Top of Task input
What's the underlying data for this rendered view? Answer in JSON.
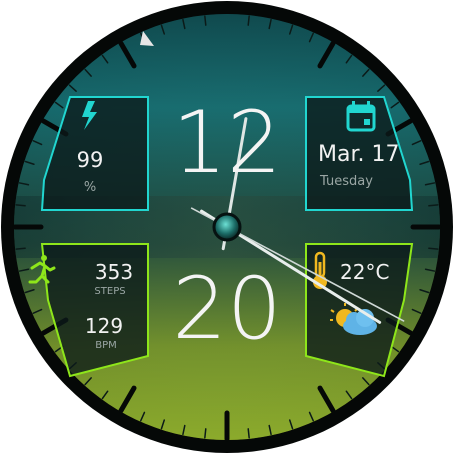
{
  "time": {
    "hour": "12",
    "minute": "20"
  },
  "battery": {
    "icon": "battery-charging-icon",
    "value": "99",
    "unit": "%",
    "accent": "#21d6d0"
  },
  "date": {
    "icon": "calendar-icon",
    "date": "Mar. 17",
    "weekday": "Tuesday",
    "accent": "#21d6d0"
  },
  "activity": {
    "icon": "running-icon",
    "steps": "353",
    "steps_label": "STEPS",
    "heart": "129",
    "heart_label": "BPM",
    "accent": "#8ee61a"
  },
  "weather": {
    "thermometer_icon": "thermometer-icon",
    "temperature": "22°C",
    "condition_icon": "partly-cloudy-icon",
    "accent": "#f0b820"
  },
  "hands": {
    "hour_value": 12.33,
    "minute_value": 20
  },
  "colors": {
    "teal": "#1e8f93",
    "lime": "#aac81e",
    "bezel": "#0b1211"
  }
}
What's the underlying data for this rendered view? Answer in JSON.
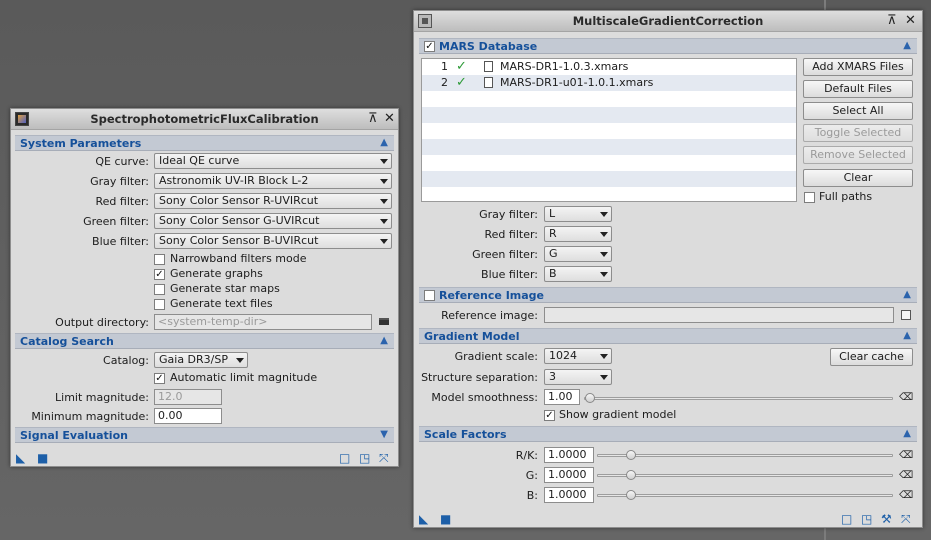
{
  "spfc": {
    "title": "SpectrophotometricFluxCalibration",
    "sec_system": "System Parameters",
    "qe_label": "QE curve:",
    "qe_value": "Ideal QE curve",
    "gray_label": "Gray filter:",
    "gray_value": "Astronomik UV-IR Block L-2",
    "red_label": "Red filter:",
    "red_value": "Sony Color Sensor R-UVIRcut",
    "green_label": "Green filter:",
    "green_value": "Sony Color Sensor G-UVIRcut",
    "blue_label": "Blue filter:",
    "blue_value": "Sony Color Sensor B-UVIRcut",
    "narrowband": "Narrowband filters mode",
    "narrowband_checked": false,
    "gen_graphs": "Generate graphs",
    "gen_graphs_checked": true,
    "gen_star": "Generate star maps",
    "gen_star_checked": false,
    "gen_text": "Generate text files",
    "gen_text_checked": false,
    "outdir_label": "Output directory:",
    "outdir_placeholder": "<system-temp-dir>",
    "sec_catalog": "Catalog Search",
    "catalog_label": "Catalog:",
    "catalog_value": "Gaia DR3/SP",
    "auto_limit": "Automatic limit magnitude",
    "auto_limit_checked": true,
    "limit_label": "Limit magnitude:",
    "limit_value": "12.0",
    "minmag_label": "Minimum magnitude:",
    "minmag_value": "0.00",
    "sec_signal": "Signal Evaluation"
  },
  "mgc": {
    "title": "MultiscaleGradientCorrection",
    "sec_mars": "MARS Database",
    "mars_checked": true,
    "files": [
      {
        "num": "1",
        "name": "MARS-DR1-1.0.3.xmars"
      },
      {
        "num": "2",
        "name": "MARS-DR1-u01-1.0.1.xmars"
      }
    ],
    "btn_add": "Add XMARS Files",
    "btn_default": "Default Files",
    "btn_selall": "Select All",
    "btn_toggle": "Toggle Selected",
    "btn_remove": "Remove Selected",
    "btn_clear": "Clear",
    "fullpaths": "Full paths",
    "fullpaths_checked": false,
    "gray_label": "Gray filter:",
    "gray_value": "L",
    "red_label": "Red filter:",
    "red_value": "R",
    "green_label": "Green filter:",
    "green_value": "G",
    "blue_label": "Blue filter:",
    "blue_value": "B",
    "sec_ref": "Reference Image",
    "ref_checked": false,
    "ref_label": "Reference image:",
    "ref_value": "",
    "sec_grad": "Gradient Model",
    "scale_label": "Gradient scale:",
    "scale_value": "1024",
    "clear_cache": "Clear cache",
    "struct_label": "Structure separation:",
    "struct_value": "3",
    "smooth_label": "Model smoothness:",
    "smooth_value": "1.00",
    "smooth_level": 0.0,
    "show_grad": "Show gradient model",
    "show_grad_checked": true,
    "sec_scale": "Scale Factors",
    "rk_label": "R/K:",
    "rk_value": "1.0000",
    "rk_level": 0.1,
    "g_label": "G:",
    "g_value": "1.0000",
    "g_level": 0.1,
    "b_label": "B:",
    "b_value": "1.0000",
    "b_level": 0.1
  }
}
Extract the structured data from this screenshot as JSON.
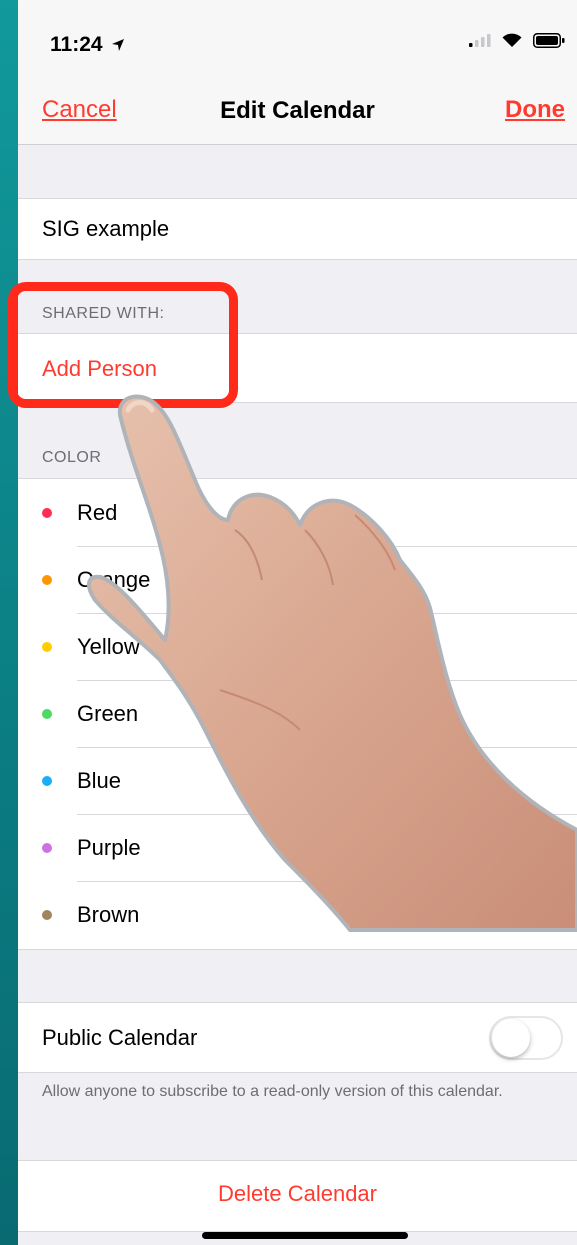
{
  "status_bar": {
    "time": "11:24"
  },
  "nav": {
    "cancel": "Cancel",
    "title": "Edit Calendar",
    "done": "Done"
  },
  "calendar_name": "SIG example",
  "shared": {
    "header": "SHARED WITH:",
    "add_person": "Add Person"
  },
  "color": {
    "header": "COLOR",
    "options": [
      {
        "label": "Red",
        "color": "#ff2d55"
      },
      {
        "label": "Orange",
        "color": "#ff9500"
      },
      {
        "label": "Yellow",
        "color": "#ffcc00"
      },
      {
        "label": "Green",
        "color": "#4cd964"
      },
      {
        "label": "Blue",
        "color": "#1badf8"
      },
      {
        "label": "Purple",
        "color": "#cc73e1"
      },
      {
        "label": "Brown",
        "color": "#a2845e"
      }
    ],
    "selected": "Purple"
  },
  "public_calendar": {
    "label": "Public Calendar",
    "enabled": false,
    "note": "Allow anyone to subscribe to a read-only version of this calendar."
  },
  "delete": "Delete Calendar",
  "icons": {
    "location": "location-arrow-icon",
    "signal": "cellular-signal-icon",
    "wifi": "wifi-icon",
    "battery": "battery-icon",
    "check": "checkmark-icon"
  },
  "colors": {
    "accent": "#ff3b30",
    "background": "#efeff4",
    "highlight": "#ff2a1a"
  }
}
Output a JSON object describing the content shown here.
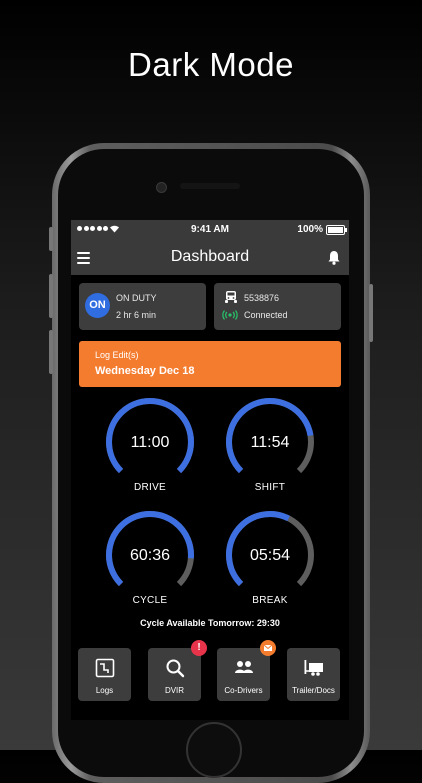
{
  "headline": "Dark Mode",
  "status_bar": {
    "time": "9:41 AM",
    "battery": "100%"
  },
  "nav": {
    "title": "Dashboard"
  },
  "duty_card": {
    "badge": "ON",
    "status": "ON DUTY",
    "duration": "2 hr 6 min"
  },
  "vehicle_card": {
    "vehicle_id": "5538876",
    "connection": "Connected"
  },
  "log_banner": {
    "title": "Log Edit(s)",
    "date": "Wednesday Dec 18"
  },
  "gauges": [
    {
      "label": "DRIVE",
      "value": "11:00",
      "remaining_fraction": 1.0
    },
    {
      "label": "SHIFT",
      "value": "11:54",
      "remaining_fraction": 0.8
    },
    {
      "label": "CYCLE",
      "value": "60:36",
      "remaining_fraction": 0.85
    },
    {
      "label": "BREAK",
      "value": "05:54",
      "remaining_fraction": 0.6
    }
  ],
  "cycle_available": "Cycle Available Tomorrow: 29:30",
  "tiles": [
    {
      "label": "Logs",
      "icon": "logs-icon"
    },
    {
      "label": "DVIR",
      "icon": "search-icon",
      "badge": "!"
    },
    {
      "label": "Co-Drivers",
      "icon": "users-icon",
      "badge": "mail"
    },
    {
      "label": "Trailer/Docs",
      "icon": "trailer-icon"
    }
  ],
  "colors": {
    "accent_blue": "#3d6fe0",
    "accent_orange": "#f47c2f",
    "alert_red": "#e8344a",
    "connected_green": "#27c26a",
    "track_gray": "#5e5e5e",
    "card_gray": "#3d3d3d"
  }
}
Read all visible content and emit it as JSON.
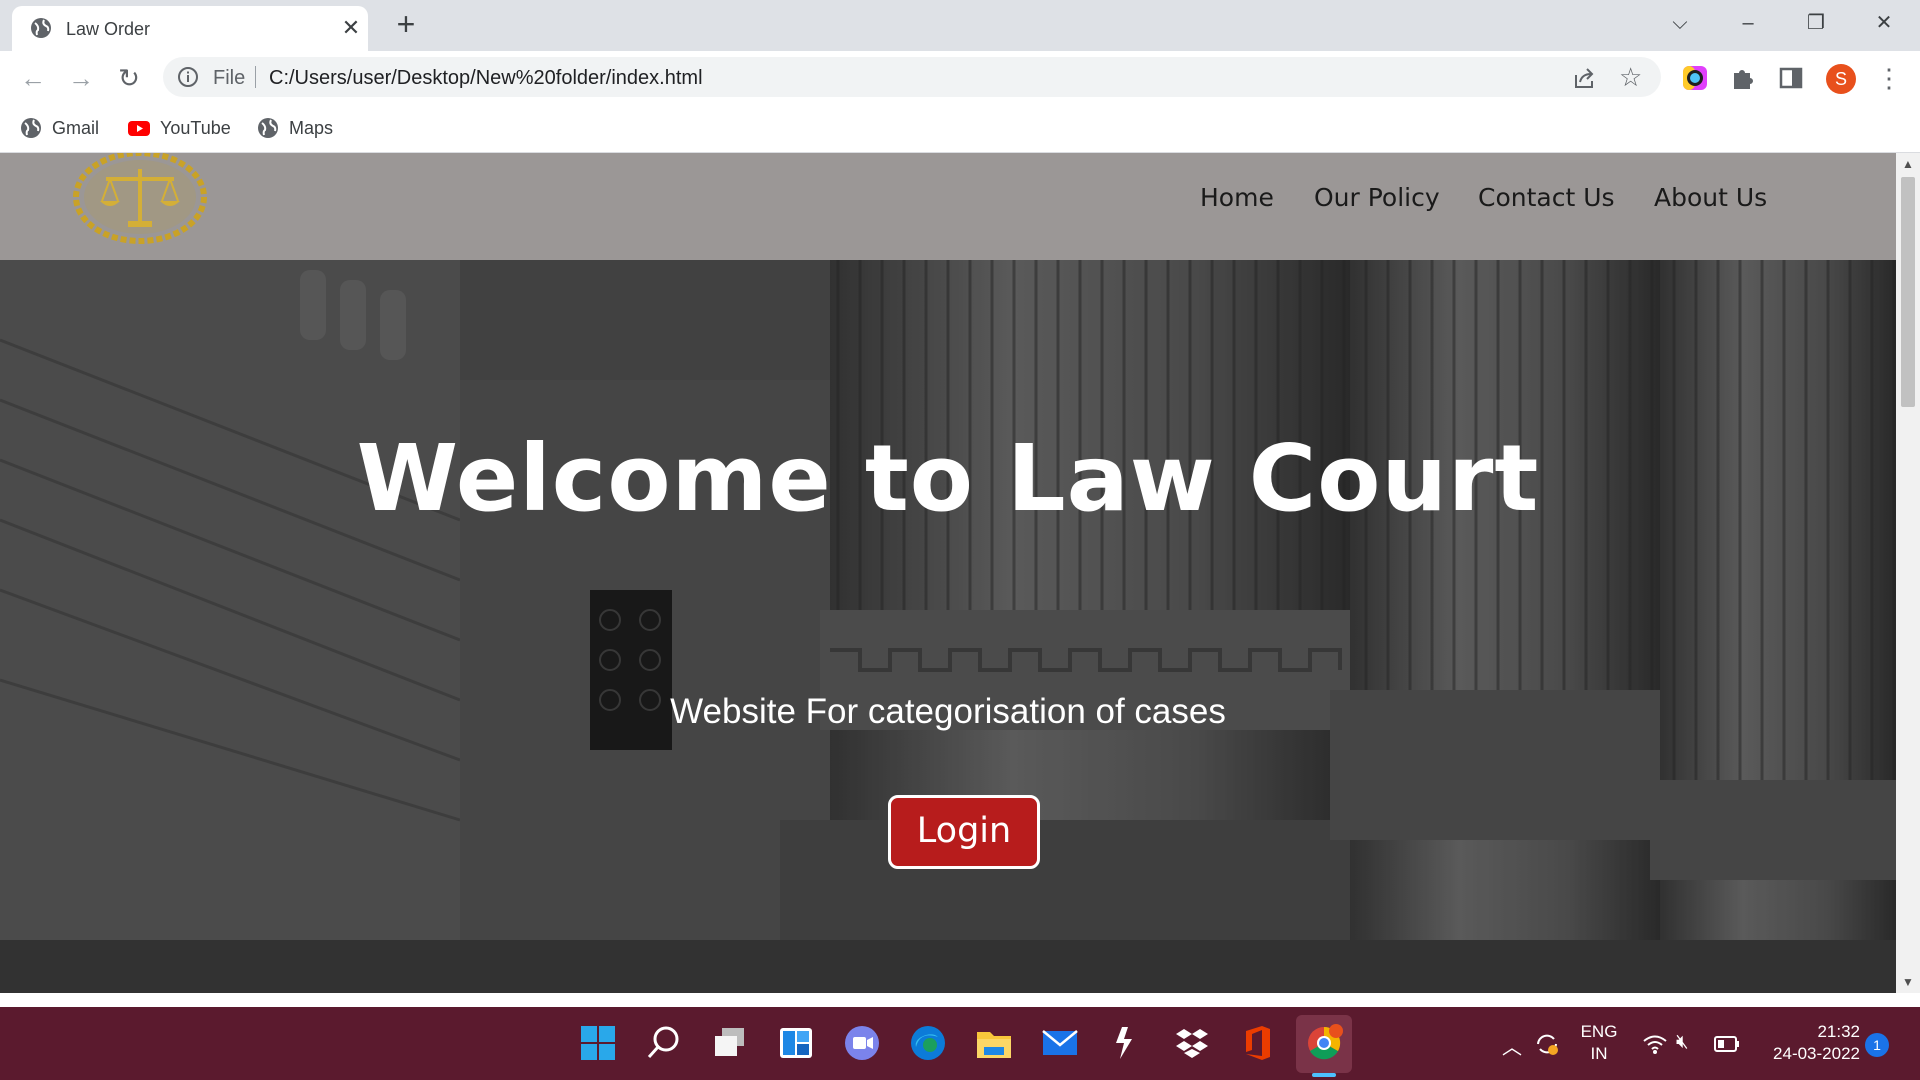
{
  "browser": {
    "tab_title": "Law Order",
    "address": {
      "scheme_label": "File",
      "url": "C:/Users/user/Desktop/New%20folder/index.html"
    },
    "profile_initial": "S",
    "bookmarks": [
      {
        "label": "Gmail",
        "icon": "globe-icon"
      },
      {
        "label": "YouTube",
        "icon": "youtube-icon"
      },
      {
        "label": "Maps",
        "icon": "globe-icon"
      }
    ]
  },
  "site": {
    "nav": [
      "Home",
      "Our Policy",
      "Contact Us",
      "About Us"
    ],
    "hero": {
      "title": "Welcome to Law Court",
      "subtitle": "Website For categorisation of cases",
      "login_label": "Login"
    },
    "colors": {
      "nav_bg": "#9b9796",
      "login_bg": "#b71c1c",
      "logo_gold": "#c9a227"
    }
  },
  "taskbar": {
    "language": "ENG",
    "region": "IN",
    "time": "21:32",
    "date": "24-03-2022",
    "notification_count": "1",
    "apps": [
      "start-icon",
      "search-icon",
      "task-view-icon",
      "widgets-icon",
      "teams-icon",
      "edge-icon",
      "file-explorer-icon",
      "mail-icon",
      "terminal-icon",
      "dropbox-icon",
      "office-icon",
      "chrome-icon"
    ]
  }
}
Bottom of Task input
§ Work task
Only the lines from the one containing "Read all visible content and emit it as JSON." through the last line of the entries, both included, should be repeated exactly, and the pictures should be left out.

§ Answer for this exercise
Read all visible content and emit it as JSON.
{
  "browser": {
    "tab_title": "Law Order",
    "address": {
      "scheme_label": "File",
      "url": "C:/Users/user/Desktop/New%20folder/index.html"
    },
    "profile_initial": "S",
    "bookmarks": [
      {
        "label": "Gmail",
        "icon": "globe-icon"
      },
      {
        "label": "YouTube",
        "icon": "youtube-icon"
      },
      {
        "label": "Maps",
        "icon": "globe-icon"
      }
    ]
  },
  "site": {
    "nav": [
      "Home",
      "Our Policy",
      "Contact Us",
      "About Us"
    ],
    "hero": {
      "title": "Welcome to Law Court",
      "subtitle": "Website For categorisation of cases",
      "login_label": "Login"
    },
    "colors": {
      "nav_bg": "#9b9796",
      "login_bg": "#b71c1c",
      "logo_gold": "#c9a227"
    }
  },
  "taskbar": {
    "language": "ENG",
    "region": "IN",
    "time": "21:32",
    "date": "24-03-2022",
    "notification_count": "1",
    "apps": [
      "start-icon",
      "search-icon",
      "task-view-icon",
      "widgets-icon",
      "teams-icon",
      "edge-icon",
      "file-explorer-icon",
      "mail-icon",
      "terminal-icon",
      "dropbox-icon",
      "office-icon",
      "chrome-icon"
    ]
  }
}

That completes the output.